- _Directions_:
Return every line of the data below that includes the string "drop".

- _Data supplied_:
+++

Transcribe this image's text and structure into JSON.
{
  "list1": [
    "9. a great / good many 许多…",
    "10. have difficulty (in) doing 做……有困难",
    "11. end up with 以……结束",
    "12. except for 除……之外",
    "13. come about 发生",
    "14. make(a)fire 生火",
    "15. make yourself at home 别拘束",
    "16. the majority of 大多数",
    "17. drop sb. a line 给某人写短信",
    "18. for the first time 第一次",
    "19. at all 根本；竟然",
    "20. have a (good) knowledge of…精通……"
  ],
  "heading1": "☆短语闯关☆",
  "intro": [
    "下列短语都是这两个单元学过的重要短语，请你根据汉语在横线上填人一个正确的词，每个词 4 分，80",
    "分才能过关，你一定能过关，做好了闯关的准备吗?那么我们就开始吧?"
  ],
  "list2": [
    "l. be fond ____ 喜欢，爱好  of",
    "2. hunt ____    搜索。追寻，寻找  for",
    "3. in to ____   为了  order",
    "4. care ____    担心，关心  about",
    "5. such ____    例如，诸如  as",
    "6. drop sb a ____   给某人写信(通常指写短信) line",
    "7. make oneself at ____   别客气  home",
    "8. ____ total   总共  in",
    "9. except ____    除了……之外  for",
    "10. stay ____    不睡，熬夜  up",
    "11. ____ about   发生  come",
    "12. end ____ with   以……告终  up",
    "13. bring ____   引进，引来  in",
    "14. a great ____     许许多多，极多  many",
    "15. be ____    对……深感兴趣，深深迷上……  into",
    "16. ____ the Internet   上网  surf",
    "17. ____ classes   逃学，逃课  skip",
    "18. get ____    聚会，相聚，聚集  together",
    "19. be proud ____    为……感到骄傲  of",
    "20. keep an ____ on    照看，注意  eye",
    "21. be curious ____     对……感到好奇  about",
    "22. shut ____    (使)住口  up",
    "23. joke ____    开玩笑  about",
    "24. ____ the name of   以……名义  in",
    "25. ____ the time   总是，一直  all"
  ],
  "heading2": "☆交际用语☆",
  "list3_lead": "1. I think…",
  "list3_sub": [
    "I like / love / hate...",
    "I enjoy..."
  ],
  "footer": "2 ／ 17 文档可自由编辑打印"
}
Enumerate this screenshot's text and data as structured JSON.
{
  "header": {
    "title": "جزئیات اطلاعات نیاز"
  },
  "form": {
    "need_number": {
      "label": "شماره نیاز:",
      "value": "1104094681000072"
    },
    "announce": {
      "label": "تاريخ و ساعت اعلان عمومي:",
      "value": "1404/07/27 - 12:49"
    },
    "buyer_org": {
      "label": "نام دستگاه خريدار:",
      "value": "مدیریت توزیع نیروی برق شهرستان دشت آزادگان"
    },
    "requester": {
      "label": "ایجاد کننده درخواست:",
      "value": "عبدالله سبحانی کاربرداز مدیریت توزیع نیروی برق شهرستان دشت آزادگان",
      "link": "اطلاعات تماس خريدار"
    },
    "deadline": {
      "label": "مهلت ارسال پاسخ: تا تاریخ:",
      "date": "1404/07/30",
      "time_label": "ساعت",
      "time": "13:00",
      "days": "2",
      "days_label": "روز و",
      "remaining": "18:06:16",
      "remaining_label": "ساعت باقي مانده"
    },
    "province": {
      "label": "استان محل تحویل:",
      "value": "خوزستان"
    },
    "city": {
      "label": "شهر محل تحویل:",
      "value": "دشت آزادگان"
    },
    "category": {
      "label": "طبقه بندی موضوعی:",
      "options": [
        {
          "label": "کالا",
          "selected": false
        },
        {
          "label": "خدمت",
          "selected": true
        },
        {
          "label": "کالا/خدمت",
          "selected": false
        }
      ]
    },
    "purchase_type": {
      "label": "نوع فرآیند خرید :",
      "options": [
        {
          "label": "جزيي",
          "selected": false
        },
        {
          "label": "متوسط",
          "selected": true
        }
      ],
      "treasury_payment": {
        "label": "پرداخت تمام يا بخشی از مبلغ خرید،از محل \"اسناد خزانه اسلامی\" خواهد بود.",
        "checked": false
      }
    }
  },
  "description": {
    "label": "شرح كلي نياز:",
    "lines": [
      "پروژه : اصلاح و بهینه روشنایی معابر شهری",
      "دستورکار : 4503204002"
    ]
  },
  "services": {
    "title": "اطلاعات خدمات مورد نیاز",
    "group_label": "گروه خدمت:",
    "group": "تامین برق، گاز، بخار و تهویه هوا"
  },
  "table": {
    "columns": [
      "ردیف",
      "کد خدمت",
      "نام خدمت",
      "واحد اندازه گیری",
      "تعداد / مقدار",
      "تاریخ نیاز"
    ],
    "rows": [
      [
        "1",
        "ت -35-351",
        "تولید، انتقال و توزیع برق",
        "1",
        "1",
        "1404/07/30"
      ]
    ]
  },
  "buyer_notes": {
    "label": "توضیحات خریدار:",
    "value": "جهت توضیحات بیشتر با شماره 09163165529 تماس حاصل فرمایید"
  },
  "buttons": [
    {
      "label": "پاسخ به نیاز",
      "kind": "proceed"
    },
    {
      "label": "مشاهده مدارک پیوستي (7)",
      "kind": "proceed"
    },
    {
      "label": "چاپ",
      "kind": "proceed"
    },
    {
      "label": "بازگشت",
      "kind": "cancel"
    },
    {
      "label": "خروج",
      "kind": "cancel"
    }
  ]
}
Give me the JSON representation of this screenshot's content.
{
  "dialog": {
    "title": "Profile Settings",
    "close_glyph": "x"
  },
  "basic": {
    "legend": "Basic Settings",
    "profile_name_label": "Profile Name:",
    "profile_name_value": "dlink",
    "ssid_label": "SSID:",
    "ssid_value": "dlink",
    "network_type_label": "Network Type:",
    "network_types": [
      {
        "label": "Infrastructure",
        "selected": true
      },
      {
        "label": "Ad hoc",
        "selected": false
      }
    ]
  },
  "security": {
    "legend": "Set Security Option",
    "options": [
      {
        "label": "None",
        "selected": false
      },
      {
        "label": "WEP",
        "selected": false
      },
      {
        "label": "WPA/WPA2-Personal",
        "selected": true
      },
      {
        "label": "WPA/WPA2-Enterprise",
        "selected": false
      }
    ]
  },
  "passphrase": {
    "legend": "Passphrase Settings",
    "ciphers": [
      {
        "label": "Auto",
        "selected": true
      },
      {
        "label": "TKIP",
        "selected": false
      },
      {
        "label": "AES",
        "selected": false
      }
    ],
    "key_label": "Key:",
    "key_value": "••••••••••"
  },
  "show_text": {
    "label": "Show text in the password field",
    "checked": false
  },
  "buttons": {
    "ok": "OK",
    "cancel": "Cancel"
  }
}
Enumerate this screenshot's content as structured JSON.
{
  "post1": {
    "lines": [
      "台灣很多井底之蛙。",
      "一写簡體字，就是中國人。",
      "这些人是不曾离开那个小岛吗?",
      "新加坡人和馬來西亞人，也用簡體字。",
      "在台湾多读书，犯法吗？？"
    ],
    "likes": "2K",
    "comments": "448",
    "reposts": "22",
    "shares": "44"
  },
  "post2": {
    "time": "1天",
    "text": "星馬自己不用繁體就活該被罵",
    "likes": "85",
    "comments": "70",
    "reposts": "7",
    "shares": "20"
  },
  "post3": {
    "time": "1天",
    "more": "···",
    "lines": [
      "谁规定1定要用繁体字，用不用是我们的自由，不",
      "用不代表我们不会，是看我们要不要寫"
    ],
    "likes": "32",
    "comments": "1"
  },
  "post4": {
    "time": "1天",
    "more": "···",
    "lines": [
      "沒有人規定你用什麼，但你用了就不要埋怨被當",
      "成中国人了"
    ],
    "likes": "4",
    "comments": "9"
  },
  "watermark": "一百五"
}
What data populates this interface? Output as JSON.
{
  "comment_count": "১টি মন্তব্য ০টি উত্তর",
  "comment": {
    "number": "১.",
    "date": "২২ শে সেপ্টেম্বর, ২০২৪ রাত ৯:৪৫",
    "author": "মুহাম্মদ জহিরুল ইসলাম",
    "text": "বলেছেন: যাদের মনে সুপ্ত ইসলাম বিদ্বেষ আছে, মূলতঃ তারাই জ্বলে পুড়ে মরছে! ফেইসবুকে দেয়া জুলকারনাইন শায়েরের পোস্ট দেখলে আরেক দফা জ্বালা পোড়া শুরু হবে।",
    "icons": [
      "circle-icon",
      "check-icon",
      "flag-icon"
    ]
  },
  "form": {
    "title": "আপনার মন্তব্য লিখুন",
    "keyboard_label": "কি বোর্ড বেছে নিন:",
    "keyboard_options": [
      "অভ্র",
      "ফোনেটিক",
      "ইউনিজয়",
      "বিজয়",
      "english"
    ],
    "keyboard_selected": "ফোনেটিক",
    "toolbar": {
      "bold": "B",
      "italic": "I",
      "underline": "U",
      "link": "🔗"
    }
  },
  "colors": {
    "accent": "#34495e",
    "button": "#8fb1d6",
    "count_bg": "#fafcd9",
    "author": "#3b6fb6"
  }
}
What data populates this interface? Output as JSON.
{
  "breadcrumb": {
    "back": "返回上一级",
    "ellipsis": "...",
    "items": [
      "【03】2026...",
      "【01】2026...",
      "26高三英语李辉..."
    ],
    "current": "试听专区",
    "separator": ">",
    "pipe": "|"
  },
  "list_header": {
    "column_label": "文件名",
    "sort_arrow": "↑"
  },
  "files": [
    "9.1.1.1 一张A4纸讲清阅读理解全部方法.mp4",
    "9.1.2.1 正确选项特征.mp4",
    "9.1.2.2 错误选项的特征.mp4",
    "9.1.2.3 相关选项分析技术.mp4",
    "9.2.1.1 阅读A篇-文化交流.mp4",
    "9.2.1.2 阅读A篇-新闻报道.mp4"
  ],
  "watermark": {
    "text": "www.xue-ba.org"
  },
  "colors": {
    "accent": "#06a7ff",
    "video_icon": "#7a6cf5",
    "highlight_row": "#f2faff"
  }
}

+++

- _Task result_:
    "17. drop sb. a line 给某人写短信",
    "6. drop sb a ____   给某人写信(通常指写短信) line",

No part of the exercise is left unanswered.